Carrier Evolution

While the U.S. cable operators in 2012 may generate over $7 billion in annual revenues providing telecommunications services to businesses, they “will be chasing a declining business telecom services segment” and face fierce competition from entrenched telco providers with very deep pockets ready to staunchly defend their existing base, according to a study from The Insight Research Corporation.

Cable operators will gain some market share, but “they will remain small players in a big industry with low margins and little cash flow,” Insight Research argues.

That the small business market is fragmented is uncontestable.

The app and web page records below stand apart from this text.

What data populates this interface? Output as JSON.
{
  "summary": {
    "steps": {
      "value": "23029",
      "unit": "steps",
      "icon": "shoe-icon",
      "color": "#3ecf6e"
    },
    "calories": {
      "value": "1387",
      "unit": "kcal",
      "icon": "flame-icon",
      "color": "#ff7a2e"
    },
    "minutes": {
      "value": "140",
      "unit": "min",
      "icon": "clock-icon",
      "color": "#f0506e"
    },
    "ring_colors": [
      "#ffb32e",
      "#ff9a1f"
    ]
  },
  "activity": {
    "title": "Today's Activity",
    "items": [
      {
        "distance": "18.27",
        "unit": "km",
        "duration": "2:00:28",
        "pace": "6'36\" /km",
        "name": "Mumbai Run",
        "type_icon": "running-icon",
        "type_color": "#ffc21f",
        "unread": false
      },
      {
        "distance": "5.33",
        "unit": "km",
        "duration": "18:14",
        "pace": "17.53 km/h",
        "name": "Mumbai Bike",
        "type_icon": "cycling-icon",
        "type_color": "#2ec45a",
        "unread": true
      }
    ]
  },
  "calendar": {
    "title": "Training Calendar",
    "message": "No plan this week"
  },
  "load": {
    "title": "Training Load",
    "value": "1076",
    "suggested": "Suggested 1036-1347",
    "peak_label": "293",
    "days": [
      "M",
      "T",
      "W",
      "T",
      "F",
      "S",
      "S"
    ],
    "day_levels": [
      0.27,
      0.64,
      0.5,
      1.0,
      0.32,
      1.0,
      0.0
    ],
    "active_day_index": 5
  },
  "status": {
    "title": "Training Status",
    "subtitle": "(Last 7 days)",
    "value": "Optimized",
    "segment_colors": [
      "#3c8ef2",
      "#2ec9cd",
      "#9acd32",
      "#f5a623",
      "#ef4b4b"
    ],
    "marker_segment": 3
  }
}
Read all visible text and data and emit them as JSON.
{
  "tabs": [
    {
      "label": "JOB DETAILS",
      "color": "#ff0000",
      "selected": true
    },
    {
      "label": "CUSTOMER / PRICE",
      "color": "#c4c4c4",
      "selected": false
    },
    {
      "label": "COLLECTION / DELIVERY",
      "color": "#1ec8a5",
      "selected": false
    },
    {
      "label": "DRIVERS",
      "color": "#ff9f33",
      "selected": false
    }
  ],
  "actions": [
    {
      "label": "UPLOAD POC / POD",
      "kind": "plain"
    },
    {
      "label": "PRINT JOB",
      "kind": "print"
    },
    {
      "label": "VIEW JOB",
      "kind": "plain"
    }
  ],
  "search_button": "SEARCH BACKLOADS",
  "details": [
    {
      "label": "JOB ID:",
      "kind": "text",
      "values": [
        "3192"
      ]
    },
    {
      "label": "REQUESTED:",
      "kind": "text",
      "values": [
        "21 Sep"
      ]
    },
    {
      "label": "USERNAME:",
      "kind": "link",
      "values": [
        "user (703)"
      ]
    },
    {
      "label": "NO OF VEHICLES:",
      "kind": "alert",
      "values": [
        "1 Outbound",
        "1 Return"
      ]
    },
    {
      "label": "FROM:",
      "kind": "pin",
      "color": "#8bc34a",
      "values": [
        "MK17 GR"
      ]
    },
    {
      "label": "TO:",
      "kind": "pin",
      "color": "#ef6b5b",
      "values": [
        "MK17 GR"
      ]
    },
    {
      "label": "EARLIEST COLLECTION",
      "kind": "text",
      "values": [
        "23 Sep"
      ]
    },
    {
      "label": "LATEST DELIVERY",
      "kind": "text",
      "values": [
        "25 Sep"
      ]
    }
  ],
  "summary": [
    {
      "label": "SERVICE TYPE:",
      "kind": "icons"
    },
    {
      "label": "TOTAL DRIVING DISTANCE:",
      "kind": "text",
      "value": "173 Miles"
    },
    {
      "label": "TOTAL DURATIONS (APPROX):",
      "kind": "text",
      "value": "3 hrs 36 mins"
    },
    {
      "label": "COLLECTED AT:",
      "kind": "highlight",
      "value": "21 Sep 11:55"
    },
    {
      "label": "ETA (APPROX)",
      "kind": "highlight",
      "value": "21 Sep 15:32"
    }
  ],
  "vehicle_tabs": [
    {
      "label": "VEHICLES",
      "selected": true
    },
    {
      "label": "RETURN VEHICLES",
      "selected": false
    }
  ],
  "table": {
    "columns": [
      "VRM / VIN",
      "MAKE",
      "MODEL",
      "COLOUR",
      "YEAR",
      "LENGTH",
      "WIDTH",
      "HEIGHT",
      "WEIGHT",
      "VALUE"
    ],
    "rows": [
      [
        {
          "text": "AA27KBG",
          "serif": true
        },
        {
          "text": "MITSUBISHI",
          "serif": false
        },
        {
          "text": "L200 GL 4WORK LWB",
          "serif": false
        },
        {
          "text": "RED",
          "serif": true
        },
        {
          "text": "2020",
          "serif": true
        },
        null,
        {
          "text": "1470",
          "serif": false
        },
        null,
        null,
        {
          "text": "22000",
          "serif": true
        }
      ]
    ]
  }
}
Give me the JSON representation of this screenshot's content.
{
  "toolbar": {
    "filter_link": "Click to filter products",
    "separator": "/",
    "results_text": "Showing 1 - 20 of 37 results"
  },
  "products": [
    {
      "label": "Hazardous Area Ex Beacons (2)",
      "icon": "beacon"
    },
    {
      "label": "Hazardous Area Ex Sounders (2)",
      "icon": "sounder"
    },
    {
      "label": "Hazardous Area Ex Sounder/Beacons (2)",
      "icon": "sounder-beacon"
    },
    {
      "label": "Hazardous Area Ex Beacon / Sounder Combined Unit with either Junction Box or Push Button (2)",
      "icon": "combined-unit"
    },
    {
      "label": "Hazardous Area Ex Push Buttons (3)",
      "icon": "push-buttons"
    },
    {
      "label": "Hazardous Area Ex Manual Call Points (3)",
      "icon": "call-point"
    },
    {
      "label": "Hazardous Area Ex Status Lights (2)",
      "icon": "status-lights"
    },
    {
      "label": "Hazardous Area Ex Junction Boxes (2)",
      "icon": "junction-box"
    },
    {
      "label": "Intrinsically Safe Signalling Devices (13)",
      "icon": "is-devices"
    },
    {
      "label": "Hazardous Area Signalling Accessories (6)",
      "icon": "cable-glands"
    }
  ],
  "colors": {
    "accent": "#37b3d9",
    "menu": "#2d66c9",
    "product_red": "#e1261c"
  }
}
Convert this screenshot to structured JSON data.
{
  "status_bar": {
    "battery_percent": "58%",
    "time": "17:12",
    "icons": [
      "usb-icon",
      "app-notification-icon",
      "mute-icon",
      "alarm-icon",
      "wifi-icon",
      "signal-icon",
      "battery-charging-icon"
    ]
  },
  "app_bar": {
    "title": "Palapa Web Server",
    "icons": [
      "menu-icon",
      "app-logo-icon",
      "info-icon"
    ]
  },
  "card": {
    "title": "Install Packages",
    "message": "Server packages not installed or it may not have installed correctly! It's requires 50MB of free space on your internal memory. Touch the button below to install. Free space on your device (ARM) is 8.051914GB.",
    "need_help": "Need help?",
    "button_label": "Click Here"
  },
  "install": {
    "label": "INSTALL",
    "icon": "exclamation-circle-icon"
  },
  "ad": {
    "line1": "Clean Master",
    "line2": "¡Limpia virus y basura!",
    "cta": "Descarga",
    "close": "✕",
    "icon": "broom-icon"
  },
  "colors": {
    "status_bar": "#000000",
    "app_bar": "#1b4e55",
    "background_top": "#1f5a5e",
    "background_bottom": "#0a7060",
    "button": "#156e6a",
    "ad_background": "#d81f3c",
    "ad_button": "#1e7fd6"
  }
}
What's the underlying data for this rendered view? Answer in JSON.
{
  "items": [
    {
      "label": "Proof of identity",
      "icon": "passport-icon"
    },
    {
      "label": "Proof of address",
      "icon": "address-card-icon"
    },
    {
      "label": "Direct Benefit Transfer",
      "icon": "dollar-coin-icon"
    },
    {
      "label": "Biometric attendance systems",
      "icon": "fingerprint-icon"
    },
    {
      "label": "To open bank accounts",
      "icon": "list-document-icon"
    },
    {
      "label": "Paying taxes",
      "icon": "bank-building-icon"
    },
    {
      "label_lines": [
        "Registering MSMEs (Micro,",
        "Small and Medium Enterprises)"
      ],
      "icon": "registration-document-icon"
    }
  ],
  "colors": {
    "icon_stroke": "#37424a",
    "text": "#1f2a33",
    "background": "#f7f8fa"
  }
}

That the market is “declining” is more contestable.

By way of contrast, other analysts say services aimed at small and mid-sized businesses will be among the top-three fastest-growing communications services for fixed network providers, according to Atlantic-ACM.

Machine-to-machine services, business Internet access and business VoIP all have double digit growth rates, according to Douglas Barnett, Atlantic-ACM senior analyst.
Between 2011 and 2017, M2M will have a 28 percent compound annual growth rate, small business Internet access will have a 24 percent CAGR and Business VoIP will have an 18 percent CAGR, Atlantic-ACM says.

Of the 146 million U.S. wireline retail local telephone service connections in service in June 2011, about 38 percent were provided by incumbent local exchange carriers, about 26 percent were ILEC business customers, while 20 percent of lines were supplied by non-ILEC residential service providers, while 16 percent were supplied by non-ILEC business service providers.

In addition to the cable companies, local telcos also have emerged as significant suppliers in the CLEC business, especially in business customer segments.

Revenues for U.S. CLECs were forecast to grow at a compound annual growth rate of 26.9 percent to reach $61.1 billion by 2006, Atlantic-ACM forecast in 2001.

In 2003, The Brattle Group estimated that U.S. CLECs held more than seven percent of the U.S. business market, and nearly 10 percent of the U.S. consumer market.

Neither of those figures has proven incorrect. A substantial amount of market share and revenue has indeed shifted to new providers. The Federal Communications Commission reported there were more than 206 million broadband access connections in service in mid-2011.

Assume an average revenue for each of those connections of $40 each (a blended rate assuming $35 for a mobile connection and $50 for a fixed connection, and including both higher-priced business connections and consumer connections). About 81 percent of those connections were supplied by cable or wireless providers. For the sake of argument, assume that every wireless line is functionally a competitor to an incumbent broadband line.

So 81 percent of 206 million connections would be 166.86 million accounts. At $40 a month, each of those lines might represent $480 a year worth of revenue. That would represent about $80 billion in annual revenue.

To be more strict, assume only cable modem and a quarter of “ILEC” broadband accounts are counted as “CLEC” revenue, for purposes of estimating CLEC broadband access revenue, eliminating all wireless lines.

That implies 27 percent of all fixed network broadband lines were supplied by “CLECs.”

Of the 206 million broadband connections, 23 percent are supplied by cable operators and 18 percent are supplied using DSL or fiber to home technologies. That implies 37 million CLEC lines using telco platforms and 47.4 million cable high speed lines.

Assume 100 percent of the cable modem lines properly are counted as “CLEC” revenue, at an average of $50 a month. Assume that 20 percent of the DSL or FTTH lines are sold by CLECs at $80 a month.

That in turn suggests cable CLEC revenue of $28.4 billion and telco platform CLEC revenues of about $35.5 billion annually, for a total of about $35.5 billion in “CLEC” broadband access revenues.

Assume that the 36 percent of fixed voice lines represent $45 a month in revenue (a conservative estimate including both consumer and business lines). That implies $540 a year in revenue for each line in service.

The FCC says there were 146 million fixed voice lines in service in mid-2011. That would imply 52.6 million “CLEC” lines in service, or $28.4 billion in end user revenues, not including access or other carrier revenues.

So the “CLEC” revenue stream might be as little as $64 billion a year, or as much as $108.4 billion a year.